``The banks need a method of showing they mean business when they write in a loan condition,'' says Barbara Bramble, head of the international program at the National Wildlife Federation.
The Inter-American Development Bank's message to Brazil will give the provisions needed muscle, says Ms. Bramble - both in this loan and in others written by the bank. ``Otherwise, everyone will know that as soon as pressure is applied, the bank will give in.''
The 44-member bank approved the loan in 1985, despite opposition from the bank's US representative, who cited environmental concerns. The road-paving project will link the regional capitals of P^orto Velho and Rio Branco in the tropical forest states of Acre and Rond^onia, opening up formerly isolated regions to colonization and development.
Brazilian officials say the project is a necessary - and inevitable - element in the development of the region. Environmentalists emphasize that the bank is not being urged to scuttle the deal entirely, but rather to suspend payments until environmental concerns are addressed. This way, the bank can retain influence over the project, which is already more than 25 percent complete.
The loan sounds great on paper. It includes a plan to set aside lands for indigenous peoples, conduct ecological monitoring, and use improved construction techniques.

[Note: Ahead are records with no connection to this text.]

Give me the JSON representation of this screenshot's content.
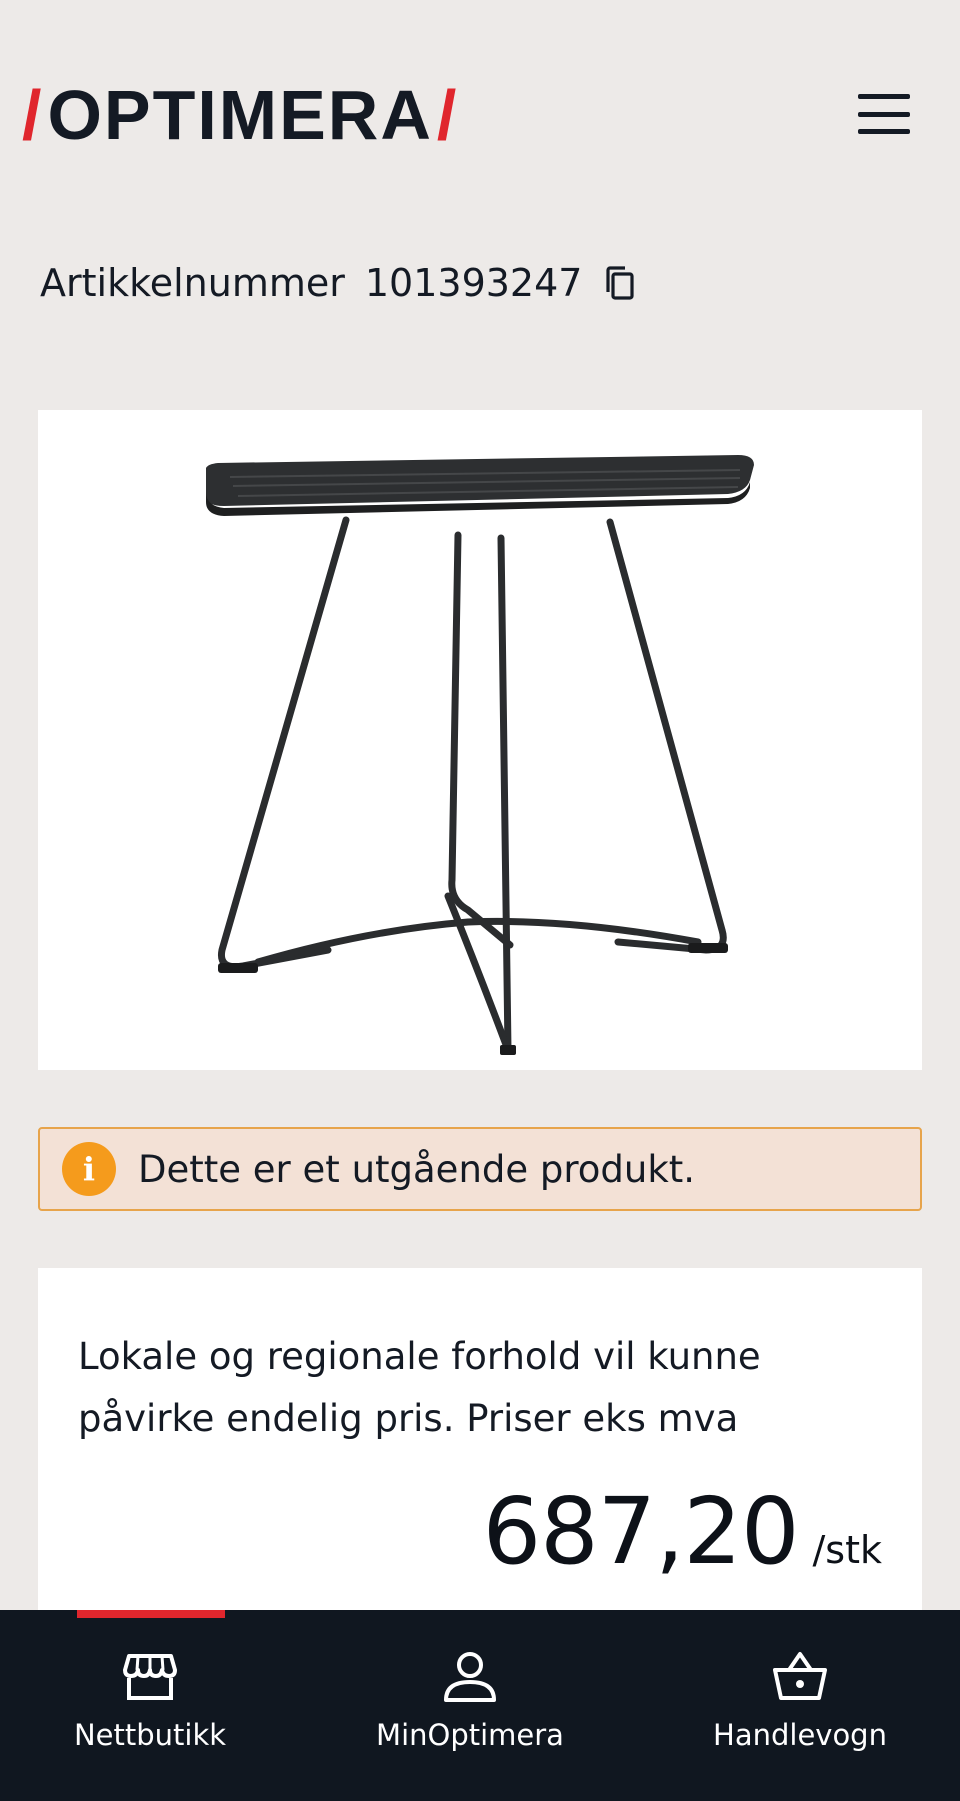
{
  "header": {
    "logo": "OPTIMERA",
    "brand_color": "#e0262d",
    "menu_icon": "hamburger-menu-icon"
  },
  "article": {
    "label": "Artikkelnummer",
    "number": "101393247",
    "copy_icon": "copy-icon"
  },
  "product": {
    "image": "black metal bistro table with slatted square top and crossed legs"
  },
  "notice": {
    "icon": "info-icon",
    "icon_glyph": "i",
    "text": "Dette er et utgående produkt.",
    "accent_color": "#f59b1c"
  },
  "price": {
    "description": "Lokale og regionale forhold vil kunne påvirke endelig pris. Priser eks mva",
    "amount": "687,20",
    "unit": "/stk"
  },
  "bottom_nav": {
    "items": [
      {
        "label": "Nettbutikk",
        "icon": "store-icon",
        "active": true
      },
      {
        "label": "MinOptimera",
        "icon": "user-icon",
        "active": false
      },
      {
        "label": "Handlevogn",
        "icon": "basket-icon",
        "active": false
      }
    ]
  }
}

But today, two years into the project, critics say all environmental aspects of the plan are either delayed or unimplemented. As of July, for instance, only 11 of 35 reserves for indigenous Indian groups had been laid out. Meanwhile, a state environmental agency has been created, but it only has one employee, and a forest monitoring system hasn't even been started.
``This isn't just another bad project in some distant country; it's become the key test of the bank's accountability and willingness to consider environmental factors,'' says Stephan Schwartzman, an anthropologist with the Environmental Defense Fund.
Mr. Schwartzman says that, in addition to its obvious environmental impact, the project is threatening the health of local inhabitants. Poor construction techniques have led to drainage problems, creating new breeding grounds for disease-carrying mosquitoes.
In addition, no provisions of any sort have been made for the people who live in the forest and gather natural rubber from the trees for their livelihood. Some efforts have begun to organize ``extractive reserves,'' areas in which these rubber-tappers would retain control over the trees. But unless more is done to protect this group, says Schwartzman, they are likely to suffer from the deforestation expected in the future.
The US Senate's foreign operations appropriations subcommittee, which controls US funding to multilateral banks, has played a key role in the dispute.
Ranking member Bob Kasten (R) of Wisconsin advocates greater environmental sensitivity on the part of the multilateral banks. The lawmaker is one of several who pushed legislation through Congress requiring the Reagan administration to insure that environmental safeguards are built into the loans it approves.
Senator Kasten has accused the bank of ``monumental foot dragging'' in the affair. The lawmaker says that the bank took action only after his subcommittee, with the support of chairman Daniel Inouye (D) of Hawaii, threatened to cut off all US aid to the institution.
Bank officials, however, say outside pressure was only one factor in their decision to crack down on Brazil. If the bank is not satisfied with the response, loan dispersements could be halted as early as mid-October.